As soon as I can, I'll be posting this kind of nuts-and-bolts stuff on the SlaughterHouse page. But for now, anything you've wanted to ask me, or you've already asked me and I missed (please forgive) do so this weekend. My brain is yours to pick.

By the way, thanks for reading and for all the links. You guys rock.

Tuesday, April 05, 2005

At the risk of making one Mr. Gaiman quite nervous, I've decided to post some detailed 'work in progress' photos for his "Luck Be Nimble, Fate Be Quick" kinetic sculpture. Photos of the piece as it was when it arrived are in the archives. I'll look later and add a link for you. I'm making a number of changes to the sculpture and actually, having a good time doing it. Later on, when it's all finished, I'll do a "before and after" thing for you.
Here is a link to earlier photos:SlaughterHouse Studios: February 2005

I dry-brushed the base and pipes with silver leaf and the angels feathers and frog with white acrylic. These will hold the copper leaf and the white under the figures will show through the layers of color I'll add later. If I do it right and don't screw anything up, the colors will be more luminous because of it. 
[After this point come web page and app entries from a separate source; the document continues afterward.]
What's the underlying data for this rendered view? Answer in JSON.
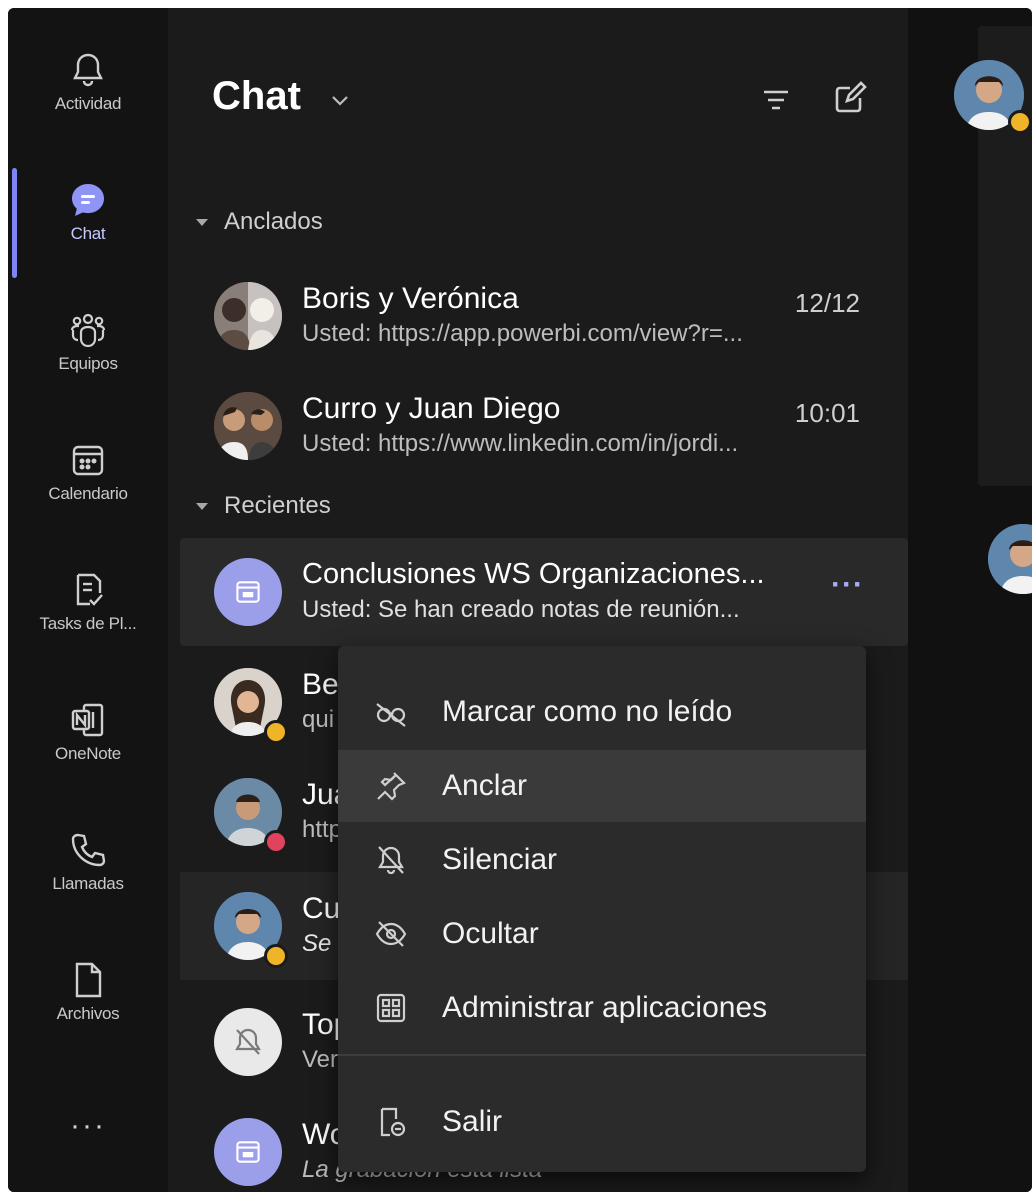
{
  "rail": {
    "items": [
      {
        "label": "Actividad",
        "icon": "bell-icon"
      },
      {
        "label": "Chat",
        "icon": "chat-icon",
        "active": true
      },
      {
        "label": "Equipos",
        "icon": "teams-icon"
      },
      {
        "label": "Calendario",
        "icon": "calendar-icon"
      },
      {
        "label": "Tasks de Pl...",
        "icon": "tasks-icon"
      },
      {
        "label": "OneNote",
        "icon": "onenote-icon"
      },
      {
        "label": "Llamadas",
        "icon": "phone-icon"
      },
      {
        "label": "Archivos",
        "icon": "file-icon"
      }
    ],
    "more": "···"
  },
  "chat": {
    "title": "Chat",
    "pinned_label": "Anclados",
    "recent_label": "Recientes",
    "pinned": [
      {
        "name": "Boris y Verónica",
        "preview": "Usted: https://app.powerbi.com/view?r=...",
        "time": "12/12"
      },
      {
        "name": "Curro y Juan Diego",
        "preview": "Usted: https://www.linkedin.com/in/jordi...",
        "time": "10:01"
      }
    ],
    "recent": [
      {
        "name": "Conclusiones WS Organizaciones...",
        "preview": "Usted: Se han creado notas de reunión...",
        "more": "···"
      },
      {
        "name": "Bel",
        "preview": "qui"
      },
      {
        "name": "Jua",
        "preview": "http"
      },
      {
        "name": "Cu",
        "preview": "Se l"
      },
      {
        "name": "Top",
        "preview": "Ver"
      },
      {
        "name": "Wo",
        "preview": "La grabación está lista"
      }
    ]
  },
  "menu": {
    "items": [
      {
        "label": "Marcar como no leído",
        "icon": "unread-glasses-icon"
      },
      {
        "label": "Anclar",
        "icon": "pin-icon"
      },
      {
        "label": "Silenciar",
        "icon": "mute-bell-icon"
      },
      {
        "label": "Ocultar",
        "icon": "hide-eye-icon"
      },
      {
        "label": "Administrar aplicaciones",
        "icon": "apps-grid-icon"
      },
      {
        "label": "Salir",
        "icon": "leave-icon"
      }
    ]
  },
  "colors": {
    "accent": "#7f85f5",
    "away": "#f0b429",
    "busy": "#e0445c",
    "background": "#1b1b1b",
    "menu": "#2b2b2b"
  }
}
"Little One". I'm adding her on the left side to balance the star of puppet figures I'm adding to the right. She also helps balance the dark edge/commentary the puppets add. 

"Little One" back view. I have made a mold for her and plan to cast some. I've done this in the past, casting reproductions of details from larger works. I'll be selling these for $30. Yes, it's my day job. If I don't sell pieces I can't afford to write a blog or make big kinetic pieces. They really are cute for gifts though, so check back on the gift pages and she should be there soon. 

Copper leaf over the black and silver dry-brush. Later, I'll add some translucent color to the frog and bring him back to life. I'll finish with some ink stain to bring out the texture of the puzzle pieces.